“I’m not running on the false promise of being able to end this pandemic by flipping a switch,” Biden told an audience at a theater in the city. “But what I can promise you is this: We will start on Day 1 doing the right things. We’ll let science drive our decisions. We will deal honestly with the American people. And we will never, ever, ever quit.”
Biden also declared that Trump was “on a single-minded crusade to strip Americans of their health care.”
a. Biden and Trump spending final week in battleground states – New York Post
b. Trump Can Still Win. But His Position Is Dire. – Bloomberg
3. Hillary Clinton has an Electoral College vote in Biden-Trump race
Former U.S. Democratic presidential candidate, senator and first lady Hillary Clinton has a bit more of a vote in this year’s presidential race than most of the U.S. electorate.
Clinton has revealed that she is one of the 538 electors in the Electoral College.
“I’m an elector in New York,” Clinton, who lost to Republican U.S. President Donald Trump in the 2016 race, told SiriusXM’s “Signal Boost.”: “I’m sure I’ll get to vote for Joe (Biden) and (Kamala Harris) in New York. So, that’s pretty exciting.”:
Clinton, who won the popular vote against Trump by nearly 3 million votes but lost in the Electoral College in 2016, has called for it to be abolished.
Americans, under terms laid down in the U.S. Constitution, end up not voting directly for the U.S. president and vice president but for 538 electors, apportioned to each state by its number of congressional representatives.
These electors comprise the Electoral College. They will meet in their respective states after the November 3 election results are tabulated and vote for the president and vice president. 270 of the electoral votes are needed to become president.

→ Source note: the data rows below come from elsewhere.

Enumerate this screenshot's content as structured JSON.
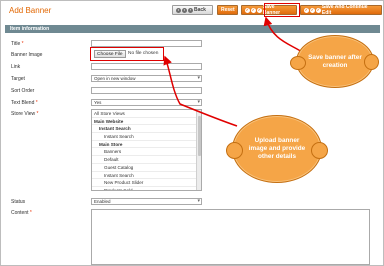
{
  "page": {
    "title": "Add Banner"
  },
  "toolbar": {
    "back_label": "Back",
    "reset_label": "Reset",
    "save_label": "Save Banner",
    "save_continue_label": "Save And Continue Edit"
  },
  "section": {
    "title": "Item information"
  },
  "form": {
    "title_label": "Title",
    "title_value": "",
    "image_label": "Banner Image",
    "choose_file_label": "Choose File",
    "no_file_text": "No file chosen",
    "link_label": "Link",
    "target_label": "Target",
    "target_value": "Open in new window",
    "sort_label": "Sort Order",
    "text_blend_label": "Text Blend",
    "text_blend_value": "Yes",
    "store_view_label": "Store View",
    "store_views": [
      {
        "label": "All Store Views",
        "bold": false,
        "indent": 0
      },
      {
        "label": "Main Website",
        "bold": true,
        "indent": 0
      },
      {
        "label": "Instant Search",
        "bold": true,
        "indent": 1
      },
      {
        "label": "Instant Search",
        "bold": false,
        "indent": 2
      },
      {
        "label": "Main Store",
        "bold": true,
        "indent": 1
      },
      {
        "label": "Banners",
        "bold": false,
        "indent": 2
      },
      {
        "label": "Default",
        "bold": false,
        "indent": 2
      },
      {
        "label": "Guest Catalog",
        "bold": false,
        "indent": 2
      },
      {
        "label": "Instant Search",
        "bold": false,
        "indent": 2
      },
      {
        "label": "New Product Slider",
        "bold": false,
        "indent": 2
      },
      {
        "label": "Products Sold",
        "bold": false,
        "indent": 2
      }
    ],
    "status_label": "Status",
    "status_value": "Enabled",
    "content_label": "Content",
    "required_mark": "*"
  },
  "callouts": {
    "save": "Save banner after creation",
    "upload": "Upload banner image and provide other details"
  },
  "colors": {
    "accent": "#e26703",
    "section_bar": "#6f8992",
    "highlight": "#e00000",
    "callout": "#f5a547"
  }
}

On January 6, a joint session of Congress will be held to tally and certify the electoral votes.
There have been more than 150 so-called “faithless” electors who did not go the way of their party.

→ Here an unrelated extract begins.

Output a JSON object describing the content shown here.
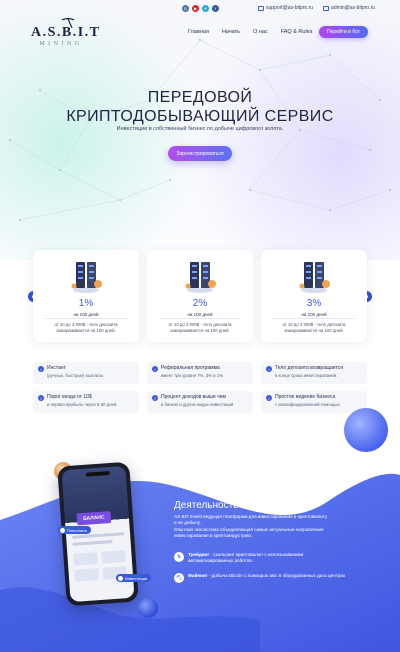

None of these faithless electors has ever altered the outcome of an election.
4. Supreme Court lets late ballot counting in Pennsylvania stand
The counting of the ballots in Pennsylvania received up to three days after the November 3 election will be allowed, as the U.S. Supreme Court declined to intervene in the issue on Wednesday.
The justices denied a request from Pennsylvania Republicans to review the decision of the state Supreme Court allowing the late ballots to be counted.
Newly sworn-in Justice Amy Coney Barrett did not participate in the consideration of the motion.
CNN’s latest tracking of poll has Biden up by 7 percent in a state Trump won by 44,292 votes in 2016, or by less than one percent.
b. Will Trump Win Pennsylvania? – National Review
5. 20 Republican-appointed former U.S. attorneys come out for Biden
U.S. Democratic presidential candidate Joe Biden has received what some might see as surprising endorsement and one that pushes U.S. President Donald Trump from his candidate of law and order pedestal.
Twenty former US attorneys who had been appointed by Republican presidents have said they are backing Biden to replace Trump as the U.S. president.
“We firmly believe that Vice President Joe Biden is the candidate who can — and will — provide the leadership we need to refocus the Justice Department on the cause of impartial justice and to address the deep-seated societal issues that are roiling our country today,” the former chief law enforcement officers said in a statement.
They also said Trump’s leadership poses a “threat to the rule of law.”
“As we watch the turbulent events unfolding in our country today, we are concerned that the President has departed from this traditional mandate in several troubling ways,” the statement said.
It adds, “He has politicized the Justice Department, dictating its priorities along political lines and breaking down the barrier that prior administrations had maintained between political and prosecutorial decision making — a barrier that has been fundamental to maintaining confidence among the American people that their Justice Department is acting as a fair and impartial arbiter of prosecutorial discretion.”
b. Will Andrew Cuomo Be Biden’s Pick for Attorney General? – Townhall Media